**TASK GOAL:** Say how many lines of the entries below include "false", giving nothing but that number.

(Entries from a dataset of interfaces)
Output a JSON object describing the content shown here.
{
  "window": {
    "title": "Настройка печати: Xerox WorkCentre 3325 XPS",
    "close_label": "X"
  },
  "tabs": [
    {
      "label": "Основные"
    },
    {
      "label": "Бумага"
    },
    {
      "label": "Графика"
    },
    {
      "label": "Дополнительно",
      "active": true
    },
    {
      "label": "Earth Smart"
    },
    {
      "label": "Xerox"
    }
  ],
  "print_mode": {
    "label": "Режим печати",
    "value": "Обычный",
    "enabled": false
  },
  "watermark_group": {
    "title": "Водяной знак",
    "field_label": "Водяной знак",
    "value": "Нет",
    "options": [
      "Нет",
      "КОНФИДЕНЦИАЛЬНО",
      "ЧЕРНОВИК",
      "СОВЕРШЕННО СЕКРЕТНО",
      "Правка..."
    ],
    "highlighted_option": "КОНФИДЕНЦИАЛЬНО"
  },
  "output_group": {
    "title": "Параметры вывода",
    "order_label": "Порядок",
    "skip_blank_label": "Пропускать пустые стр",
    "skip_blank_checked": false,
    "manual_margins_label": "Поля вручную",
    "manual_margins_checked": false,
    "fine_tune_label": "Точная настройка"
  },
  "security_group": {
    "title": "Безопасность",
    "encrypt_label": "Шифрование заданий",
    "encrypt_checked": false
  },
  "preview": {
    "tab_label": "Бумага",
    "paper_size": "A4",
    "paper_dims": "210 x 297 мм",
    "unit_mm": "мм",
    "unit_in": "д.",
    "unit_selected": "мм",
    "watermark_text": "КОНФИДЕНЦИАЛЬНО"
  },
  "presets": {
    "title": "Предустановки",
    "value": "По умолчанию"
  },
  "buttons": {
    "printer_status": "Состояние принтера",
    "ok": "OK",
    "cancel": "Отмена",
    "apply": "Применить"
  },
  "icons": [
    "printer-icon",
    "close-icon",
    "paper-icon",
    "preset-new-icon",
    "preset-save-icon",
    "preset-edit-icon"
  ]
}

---

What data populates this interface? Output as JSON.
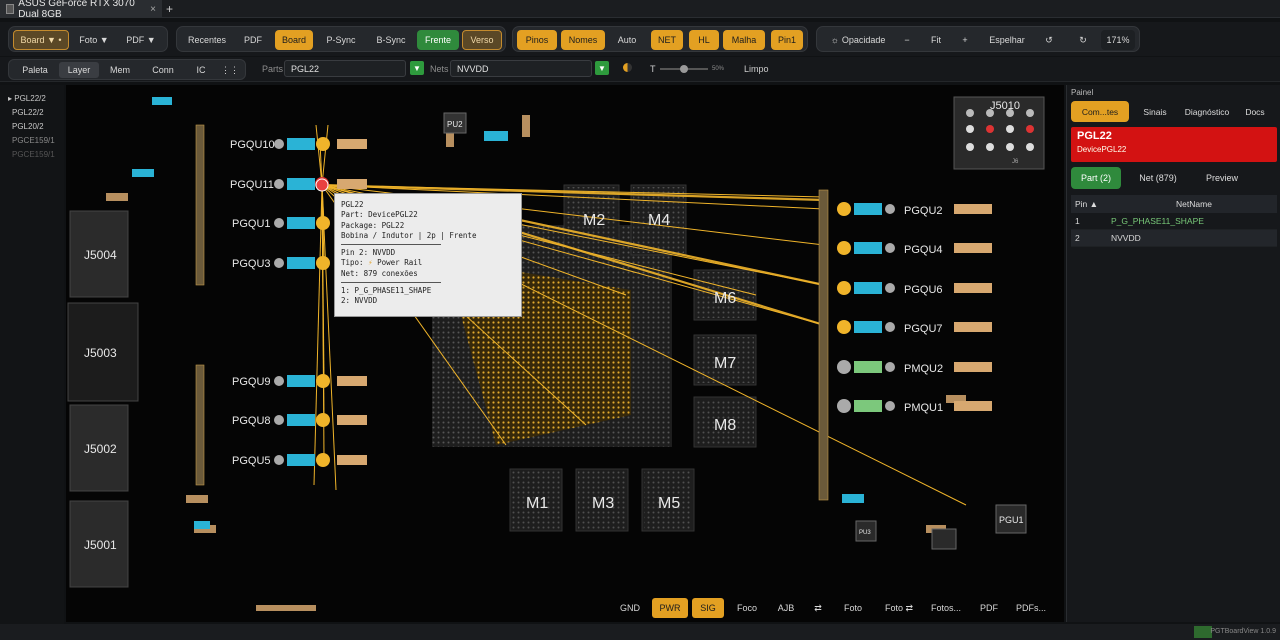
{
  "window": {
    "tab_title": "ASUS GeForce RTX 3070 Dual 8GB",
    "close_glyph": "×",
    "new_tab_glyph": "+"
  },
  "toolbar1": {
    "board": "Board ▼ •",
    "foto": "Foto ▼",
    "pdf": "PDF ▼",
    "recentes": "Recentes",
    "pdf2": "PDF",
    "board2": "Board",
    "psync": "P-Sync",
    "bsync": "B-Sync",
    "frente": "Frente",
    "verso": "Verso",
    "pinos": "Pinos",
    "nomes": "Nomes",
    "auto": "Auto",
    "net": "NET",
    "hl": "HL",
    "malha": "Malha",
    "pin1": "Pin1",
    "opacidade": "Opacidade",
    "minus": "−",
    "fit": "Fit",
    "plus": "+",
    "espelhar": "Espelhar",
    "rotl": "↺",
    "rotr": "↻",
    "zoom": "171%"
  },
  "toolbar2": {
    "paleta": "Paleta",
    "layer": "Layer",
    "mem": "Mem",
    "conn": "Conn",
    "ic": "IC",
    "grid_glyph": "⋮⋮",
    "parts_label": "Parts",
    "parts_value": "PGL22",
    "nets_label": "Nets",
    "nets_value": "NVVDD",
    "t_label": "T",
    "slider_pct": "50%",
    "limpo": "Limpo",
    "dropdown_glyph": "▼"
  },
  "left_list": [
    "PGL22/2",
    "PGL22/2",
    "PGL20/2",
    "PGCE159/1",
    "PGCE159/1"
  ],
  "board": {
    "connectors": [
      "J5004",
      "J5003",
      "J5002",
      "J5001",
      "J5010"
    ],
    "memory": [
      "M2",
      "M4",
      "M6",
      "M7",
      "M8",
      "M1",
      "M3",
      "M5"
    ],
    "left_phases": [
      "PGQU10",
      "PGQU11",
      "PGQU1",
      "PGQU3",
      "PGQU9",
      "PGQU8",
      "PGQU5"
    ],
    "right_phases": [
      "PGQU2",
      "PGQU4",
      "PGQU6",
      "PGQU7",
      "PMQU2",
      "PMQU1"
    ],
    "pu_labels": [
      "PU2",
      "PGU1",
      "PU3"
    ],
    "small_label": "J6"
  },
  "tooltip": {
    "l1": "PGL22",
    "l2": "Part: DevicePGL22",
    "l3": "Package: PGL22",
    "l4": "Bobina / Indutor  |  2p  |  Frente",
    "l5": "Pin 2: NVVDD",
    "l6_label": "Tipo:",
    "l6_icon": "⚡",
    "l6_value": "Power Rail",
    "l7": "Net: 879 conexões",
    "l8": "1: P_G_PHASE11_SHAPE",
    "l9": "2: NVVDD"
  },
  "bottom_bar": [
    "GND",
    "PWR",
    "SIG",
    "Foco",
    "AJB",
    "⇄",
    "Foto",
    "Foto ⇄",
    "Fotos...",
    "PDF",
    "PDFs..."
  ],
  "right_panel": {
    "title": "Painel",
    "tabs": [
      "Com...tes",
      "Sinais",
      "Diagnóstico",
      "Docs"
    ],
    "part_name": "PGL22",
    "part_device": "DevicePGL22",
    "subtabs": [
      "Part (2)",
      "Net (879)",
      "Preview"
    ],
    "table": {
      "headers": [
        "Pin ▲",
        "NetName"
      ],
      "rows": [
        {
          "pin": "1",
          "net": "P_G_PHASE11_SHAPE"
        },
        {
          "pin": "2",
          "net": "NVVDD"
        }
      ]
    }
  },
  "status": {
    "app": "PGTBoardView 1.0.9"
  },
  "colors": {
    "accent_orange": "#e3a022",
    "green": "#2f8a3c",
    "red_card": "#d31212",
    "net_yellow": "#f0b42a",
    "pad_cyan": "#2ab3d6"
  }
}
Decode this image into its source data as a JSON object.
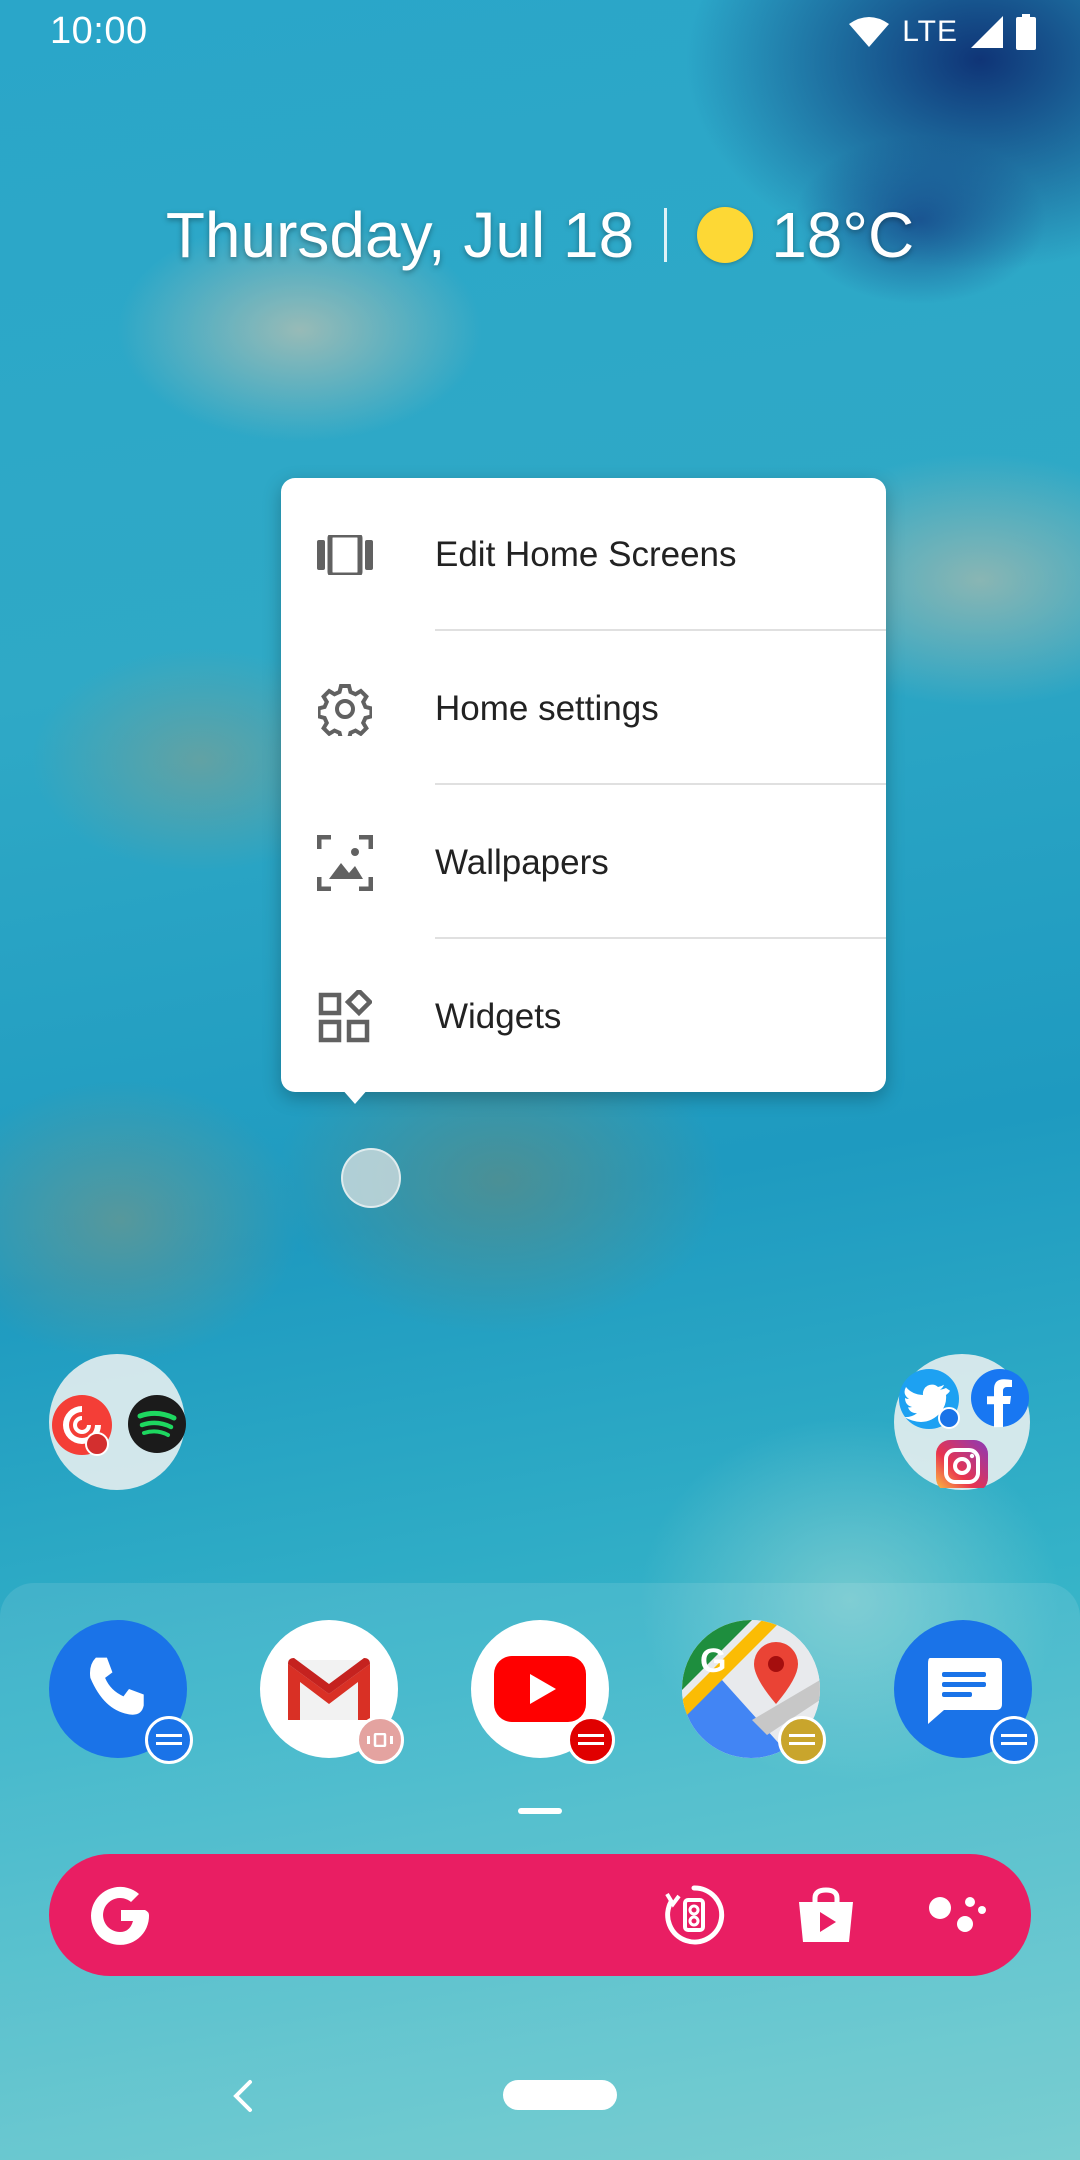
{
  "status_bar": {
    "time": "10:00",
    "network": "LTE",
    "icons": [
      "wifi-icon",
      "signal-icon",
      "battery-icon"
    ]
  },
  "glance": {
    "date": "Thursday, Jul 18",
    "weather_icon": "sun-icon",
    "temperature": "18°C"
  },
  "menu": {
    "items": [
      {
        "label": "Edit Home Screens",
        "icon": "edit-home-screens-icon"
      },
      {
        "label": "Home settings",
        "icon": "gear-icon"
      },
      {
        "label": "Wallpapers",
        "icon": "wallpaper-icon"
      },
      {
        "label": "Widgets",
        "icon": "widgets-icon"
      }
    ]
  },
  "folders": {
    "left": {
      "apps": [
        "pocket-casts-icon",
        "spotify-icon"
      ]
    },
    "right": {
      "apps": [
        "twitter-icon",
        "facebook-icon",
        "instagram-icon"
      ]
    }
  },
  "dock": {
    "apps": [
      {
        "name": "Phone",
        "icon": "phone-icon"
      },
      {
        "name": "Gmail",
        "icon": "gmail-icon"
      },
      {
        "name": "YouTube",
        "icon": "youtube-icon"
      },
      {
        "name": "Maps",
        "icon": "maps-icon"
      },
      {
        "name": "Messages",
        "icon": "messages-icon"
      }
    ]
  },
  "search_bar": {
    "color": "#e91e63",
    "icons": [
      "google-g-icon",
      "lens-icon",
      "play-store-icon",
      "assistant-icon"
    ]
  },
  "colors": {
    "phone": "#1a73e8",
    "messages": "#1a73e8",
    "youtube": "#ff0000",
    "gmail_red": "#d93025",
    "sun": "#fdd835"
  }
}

**SOLUTION TO THIS EXERCISE:** 4